### RECORD EXTRACTS
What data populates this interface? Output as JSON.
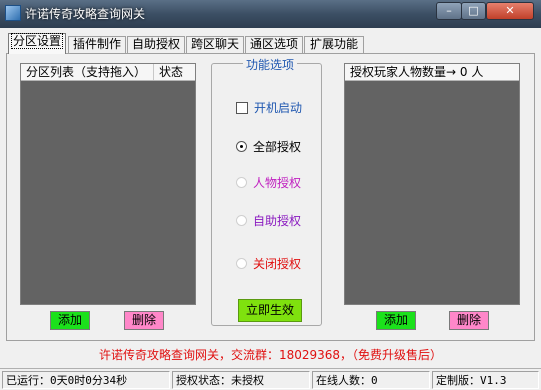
{
  "window": {
    "title": "许诺传奇攻略查询网关",
    "min_glyph": "–",
    "max_glyph": "□",
    "close_glyph": "✕"
  },
  "tabs": [
    {
      "label": "分区设置",
      "active": true
    },
    {
      "label": "插件制作",
      "active": false
    },
    {
      "label": "自助授权",
      "active": false
    },
    {
      "label": "跨区聊天",
      "active": false
    },
    {
      "label": "通区选项",
      "active": false
    },
    {
      "label": "扩展功能",
      "active": false
    }
  ],
  "zone_list": {
    "col_name": "分区列表（支持拖入）",
    "col_status": "状态",
    "add_label": "添加",
    "delete_label": "删除"
  },
  "options": {
    "group_title": "功能选项",
    "autostart_label": "开机启动",
    "autostart_checked": false,
    "radios": [
      {
        "label": "全部授权",
        "selected": true,
        "color": "#000000"
      },
      {
        "label": "人物授权",
        "selected": false,
        "color": "#c020c0"
      },
      {
        "label": "自助授权",
        "selected": false,
        "color": "#8a1ac0"
      },
      {
        "label": "关闭授权",
        "selected": false,
        "color": "#e01010"
      }
    ],
    "apply_label": "立即生效"
  },
  "auth_list": {
    "col_title": "授权玩家人物数量→ 0 人",
    "add_label": "添加",
    "delete_label": "删除"
  },
  "notice": "许诺传奇攻略查询网关，交流群：18029368，（免费升级售后）",
  "status": {
    "running": "已运行：0天0时0分34秒",
    "auth_state": "授权状态：未授权",
    "online": "在线人数：0",
    "edition": "定制版：V1.3"
  },
  "colors": {
    "accent_blue": "#1f57b0",
    "list_bg": "#636363",
    "add_green": "#1be11b",
    "delete_pink": "#ff87c9",
    "apply_green": "#7fe10e",
    "notice_red": "#e01010"
  }
}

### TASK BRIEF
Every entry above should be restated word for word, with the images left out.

### COMPLETED EXERCISE
What data populates this interface? Output as JSON.
{
  "window": {
    "title": "许诺传奇攻略查询网关",
    "min_glyph": "–",
    "max_glyph": "□",
    "close_glyph": "✕"
  },
  "tabs": [
    {
      "label": "分区设置",
      "active": true
    },
    {
      "label": "插件制作",
      "active": false
    },
    {
      "label": "自助授权",
      "active": false
    },
    {
      "label": "跨区聊天",
      "active": false
    },
    {
      "label": "通区选项",
      "active": false
    },
    {
      "label": "扩展功能",
      "active": false
    }
  ],
  "zone_list": {
    "col_name": "分区列表（支持拖入）",
    "col_status": "状态",
    "add_label": "添加",
    "delete_label": "删除"
  },
  "options": {
    "group_title": "功能选项",
    "autostart_label": "开机启动",
    "autostart_checked": false,
    "radios": [
      {
        "label": "全部授权",
        "selected": true,
        "color": "#000000"
      },
      {
        "label": "人物授权",
        "selected": false,
        "color": "#c020c0"
      },
      {
        "label": "自助授权",
        "selected": false,
        "color": "#8a1ac0"
      },
      {
        "label": "关闭授权",
        "selected": false,
        "color": "#e01010"
      }
    ],
    "apply_label": "立即生效"
  },
  "auth_list": {
    "col_title": "授权玩家人物数量→ 0 人",
    "add_label": "添加",
    "delete_label": "删除"
  },
  "notice": "许诺传奇攻略查询网关，交流群：18029368，（免费升级售后）",
  "status": {
    "running": "已运行：0天0时0分34秒",
    "auth_state": "授权状态：未授权",
    "online": "在线人数：0",
    "edition": "定制版：V1.3"
  },
  "colors": {
    "accent_blue": "#1f57b0",
    "list_bg": "#636363",
    "add_green": "#1be11b",
    "delete_pink": "#ff87c9",
    "apply_green": "#7fe10e",
    "notice_red": "#e01010"
  }
}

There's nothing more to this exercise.